(Data items)
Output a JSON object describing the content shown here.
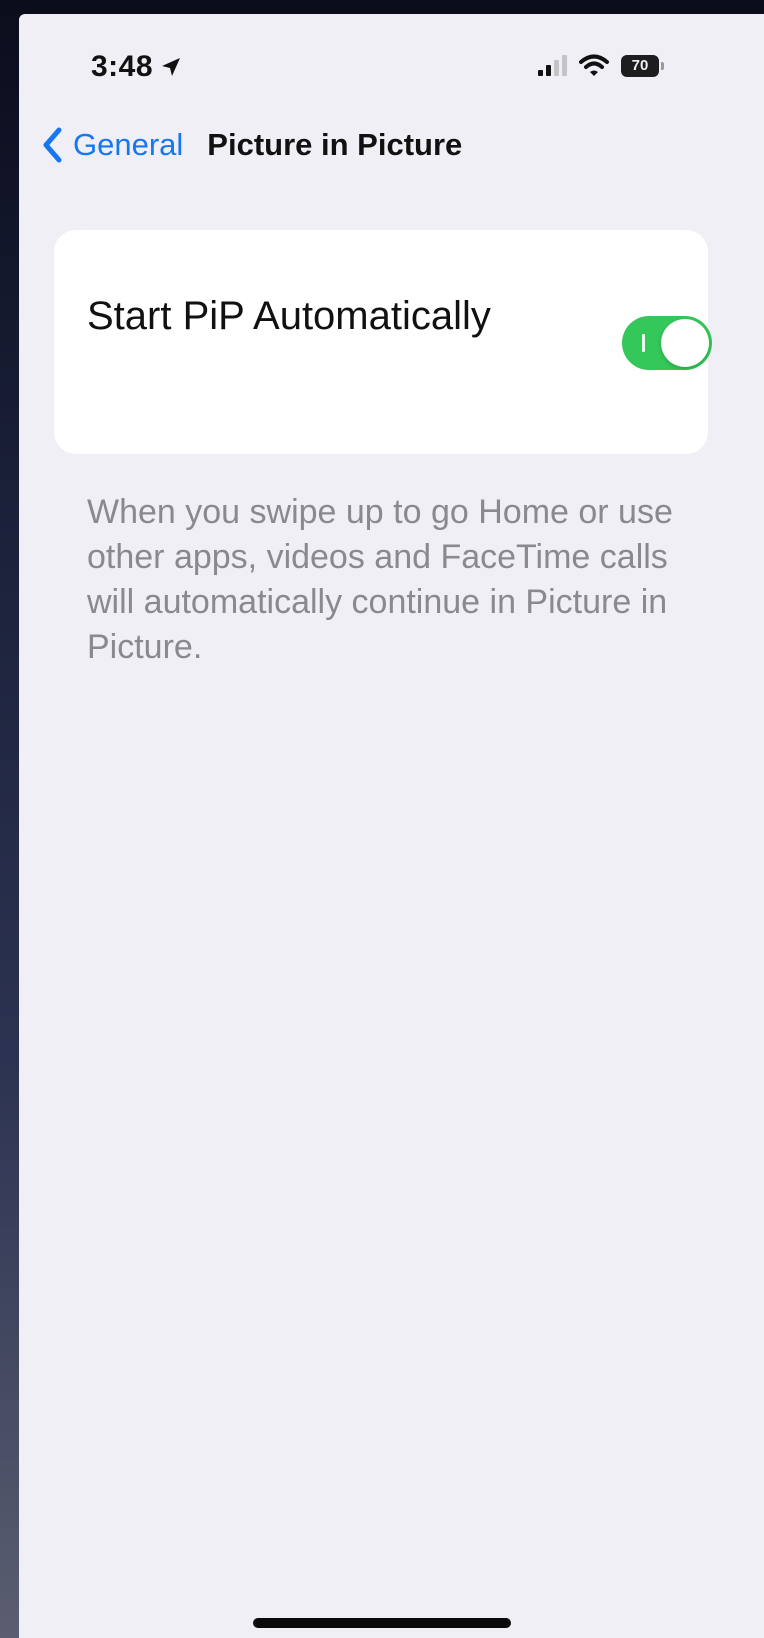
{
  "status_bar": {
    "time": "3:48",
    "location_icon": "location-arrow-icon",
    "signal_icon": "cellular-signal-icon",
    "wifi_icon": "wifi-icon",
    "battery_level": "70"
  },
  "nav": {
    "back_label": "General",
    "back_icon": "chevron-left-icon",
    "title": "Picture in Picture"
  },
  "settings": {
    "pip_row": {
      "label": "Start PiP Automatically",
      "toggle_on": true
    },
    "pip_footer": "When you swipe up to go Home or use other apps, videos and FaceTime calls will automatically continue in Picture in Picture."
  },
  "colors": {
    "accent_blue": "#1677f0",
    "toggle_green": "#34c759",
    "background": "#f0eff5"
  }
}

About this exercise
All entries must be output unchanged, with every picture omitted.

Solution
Output a JSON object describing the content shown here.
{
  "status_bar": {
    "time": "3:48",
    "location_icon": "location-arrow-icon",
    "signal_icon": "cellular-signal-icon",
    "wifi_icon": "wifi-icon",
    "battery_level": "70"
  },
  "nav": {
    "back_label": "General",
    "back_icon": "chevron-left-icon",
    "title": "Picture in Picture"
  },
  "settings": {
    "pip_row": {
      "label": "Start PiP Automatically",
      "toggle_on": true
    },
    "pip_footer": "When you swipe up to go Home or use other apps, videos and FaceTime calls will automatically continue in Picture in Picture."
  },
  "colors": {
    "accent_blue": "#1677f0",
    "toggle_green": "#34c759",
    "background": "#f0eff5"
  }
}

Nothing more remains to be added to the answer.